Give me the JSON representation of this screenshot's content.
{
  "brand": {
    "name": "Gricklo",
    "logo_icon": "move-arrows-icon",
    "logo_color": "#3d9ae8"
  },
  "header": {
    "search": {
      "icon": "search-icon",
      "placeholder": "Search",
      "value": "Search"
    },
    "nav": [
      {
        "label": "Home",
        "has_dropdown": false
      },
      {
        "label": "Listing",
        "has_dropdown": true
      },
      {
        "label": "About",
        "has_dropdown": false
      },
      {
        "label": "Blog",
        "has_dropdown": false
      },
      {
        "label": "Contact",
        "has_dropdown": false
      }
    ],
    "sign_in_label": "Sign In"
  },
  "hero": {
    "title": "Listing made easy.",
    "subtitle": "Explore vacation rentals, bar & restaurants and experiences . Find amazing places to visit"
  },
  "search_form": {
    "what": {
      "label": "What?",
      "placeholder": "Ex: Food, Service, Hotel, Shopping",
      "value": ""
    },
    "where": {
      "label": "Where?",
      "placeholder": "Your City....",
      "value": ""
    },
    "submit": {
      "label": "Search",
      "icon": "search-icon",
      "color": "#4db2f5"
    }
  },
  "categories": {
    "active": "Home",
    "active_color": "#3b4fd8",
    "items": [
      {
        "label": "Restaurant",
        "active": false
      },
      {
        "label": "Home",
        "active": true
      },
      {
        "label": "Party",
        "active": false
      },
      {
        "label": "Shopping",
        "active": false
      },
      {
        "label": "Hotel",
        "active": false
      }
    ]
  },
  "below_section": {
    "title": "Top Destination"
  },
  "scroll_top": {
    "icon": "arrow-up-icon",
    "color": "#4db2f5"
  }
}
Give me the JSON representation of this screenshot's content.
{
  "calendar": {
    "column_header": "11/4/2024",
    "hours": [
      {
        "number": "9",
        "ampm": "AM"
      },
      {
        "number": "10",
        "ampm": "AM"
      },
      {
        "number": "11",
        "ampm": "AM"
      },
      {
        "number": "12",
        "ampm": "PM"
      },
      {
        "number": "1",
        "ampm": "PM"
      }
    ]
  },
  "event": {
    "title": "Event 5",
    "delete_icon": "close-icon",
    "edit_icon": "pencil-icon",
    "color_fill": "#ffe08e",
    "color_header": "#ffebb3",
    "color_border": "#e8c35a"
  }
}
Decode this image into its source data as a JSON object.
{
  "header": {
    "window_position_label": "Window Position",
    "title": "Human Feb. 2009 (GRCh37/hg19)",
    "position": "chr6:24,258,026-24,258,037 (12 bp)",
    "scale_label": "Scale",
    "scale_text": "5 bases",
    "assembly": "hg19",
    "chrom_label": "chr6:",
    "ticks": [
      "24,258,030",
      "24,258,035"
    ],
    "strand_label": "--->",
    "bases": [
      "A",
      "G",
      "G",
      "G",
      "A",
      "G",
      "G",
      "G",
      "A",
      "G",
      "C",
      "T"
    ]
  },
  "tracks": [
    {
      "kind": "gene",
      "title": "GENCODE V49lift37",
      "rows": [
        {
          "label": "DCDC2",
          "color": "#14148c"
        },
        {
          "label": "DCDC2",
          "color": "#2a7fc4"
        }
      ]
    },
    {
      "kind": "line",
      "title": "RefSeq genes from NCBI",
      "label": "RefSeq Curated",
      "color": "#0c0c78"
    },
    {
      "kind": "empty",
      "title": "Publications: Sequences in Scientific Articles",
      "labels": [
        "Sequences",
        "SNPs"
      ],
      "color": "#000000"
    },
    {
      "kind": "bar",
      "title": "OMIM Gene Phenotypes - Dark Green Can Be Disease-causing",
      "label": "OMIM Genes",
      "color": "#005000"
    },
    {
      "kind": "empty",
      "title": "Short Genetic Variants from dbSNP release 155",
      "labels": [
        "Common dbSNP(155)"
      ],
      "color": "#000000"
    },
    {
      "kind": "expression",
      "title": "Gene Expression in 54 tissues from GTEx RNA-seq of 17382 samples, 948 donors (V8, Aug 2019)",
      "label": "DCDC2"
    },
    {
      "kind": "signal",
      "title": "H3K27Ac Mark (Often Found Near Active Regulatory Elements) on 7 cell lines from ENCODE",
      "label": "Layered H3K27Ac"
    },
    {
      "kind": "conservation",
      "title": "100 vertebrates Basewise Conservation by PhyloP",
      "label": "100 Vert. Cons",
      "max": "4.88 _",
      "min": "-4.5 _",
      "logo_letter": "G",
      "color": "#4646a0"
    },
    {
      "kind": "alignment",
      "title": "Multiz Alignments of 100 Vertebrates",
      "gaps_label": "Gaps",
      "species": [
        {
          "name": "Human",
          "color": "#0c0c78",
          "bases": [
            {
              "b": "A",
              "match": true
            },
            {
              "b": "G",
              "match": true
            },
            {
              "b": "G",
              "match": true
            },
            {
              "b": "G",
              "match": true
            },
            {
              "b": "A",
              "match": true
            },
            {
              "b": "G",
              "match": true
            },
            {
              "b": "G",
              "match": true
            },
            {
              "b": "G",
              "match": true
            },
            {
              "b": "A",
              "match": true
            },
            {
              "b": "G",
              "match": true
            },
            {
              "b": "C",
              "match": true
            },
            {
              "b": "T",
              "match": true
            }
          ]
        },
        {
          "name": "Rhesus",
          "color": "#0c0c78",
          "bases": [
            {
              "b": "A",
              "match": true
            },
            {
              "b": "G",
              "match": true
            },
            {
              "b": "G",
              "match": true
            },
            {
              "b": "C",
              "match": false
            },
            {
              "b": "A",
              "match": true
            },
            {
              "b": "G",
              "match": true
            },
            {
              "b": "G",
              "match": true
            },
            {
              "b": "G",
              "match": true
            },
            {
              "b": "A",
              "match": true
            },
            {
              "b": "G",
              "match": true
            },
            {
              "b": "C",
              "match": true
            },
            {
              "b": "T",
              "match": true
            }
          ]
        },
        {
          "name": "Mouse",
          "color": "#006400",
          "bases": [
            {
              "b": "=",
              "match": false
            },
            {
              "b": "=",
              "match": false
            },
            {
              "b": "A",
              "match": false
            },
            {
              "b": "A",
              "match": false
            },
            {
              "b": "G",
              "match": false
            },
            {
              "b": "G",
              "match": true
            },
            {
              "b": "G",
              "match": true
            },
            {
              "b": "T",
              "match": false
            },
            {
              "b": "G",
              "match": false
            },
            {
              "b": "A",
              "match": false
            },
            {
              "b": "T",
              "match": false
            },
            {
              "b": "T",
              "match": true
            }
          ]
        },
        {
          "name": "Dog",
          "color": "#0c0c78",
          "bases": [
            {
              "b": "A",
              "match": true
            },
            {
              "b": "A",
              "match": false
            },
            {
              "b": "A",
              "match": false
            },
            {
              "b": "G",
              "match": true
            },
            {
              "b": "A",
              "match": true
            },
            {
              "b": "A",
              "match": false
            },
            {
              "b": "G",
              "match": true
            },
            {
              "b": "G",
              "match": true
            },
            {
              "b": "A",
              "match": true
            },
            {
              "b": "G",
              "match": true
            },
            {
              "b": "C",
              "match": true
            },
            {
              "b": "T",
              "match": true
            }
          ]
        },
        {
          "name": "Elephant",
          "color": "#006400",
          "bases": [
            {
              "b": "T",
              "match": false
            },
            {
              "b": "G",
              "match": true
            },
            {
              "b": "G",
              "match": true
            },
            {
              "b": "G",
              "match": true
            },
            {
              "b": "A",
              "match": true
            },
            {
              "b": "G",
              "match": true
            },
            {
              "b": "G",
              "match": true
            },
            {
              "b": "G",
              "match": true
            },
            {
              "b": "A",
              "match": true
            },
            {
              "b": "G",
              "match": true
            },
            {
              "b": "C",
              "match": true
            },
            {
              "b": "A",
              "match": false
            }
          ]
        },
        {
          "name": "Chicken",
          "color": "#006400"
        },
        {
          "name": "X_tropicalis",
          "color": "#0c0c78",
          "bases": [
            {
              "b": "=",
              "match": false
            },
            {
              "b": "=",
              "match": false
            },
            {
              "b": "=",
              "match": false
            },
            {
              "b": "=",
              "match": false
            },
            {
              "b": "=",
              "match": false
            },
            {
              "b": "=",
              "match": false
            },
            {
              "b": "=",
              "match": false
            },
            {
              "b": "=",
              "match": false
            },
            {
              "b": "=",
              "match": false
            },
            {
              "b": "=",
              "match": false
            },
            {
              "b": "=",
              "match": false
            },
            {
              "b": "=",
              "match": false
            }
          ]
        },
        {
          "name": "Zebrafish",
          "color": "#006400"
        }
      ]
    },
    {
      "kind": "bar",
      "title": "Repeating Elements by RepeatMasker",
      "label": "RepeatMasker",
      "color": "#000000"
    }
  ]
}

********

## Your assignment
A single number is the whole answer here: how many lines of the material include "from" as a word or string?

## Output for this task
4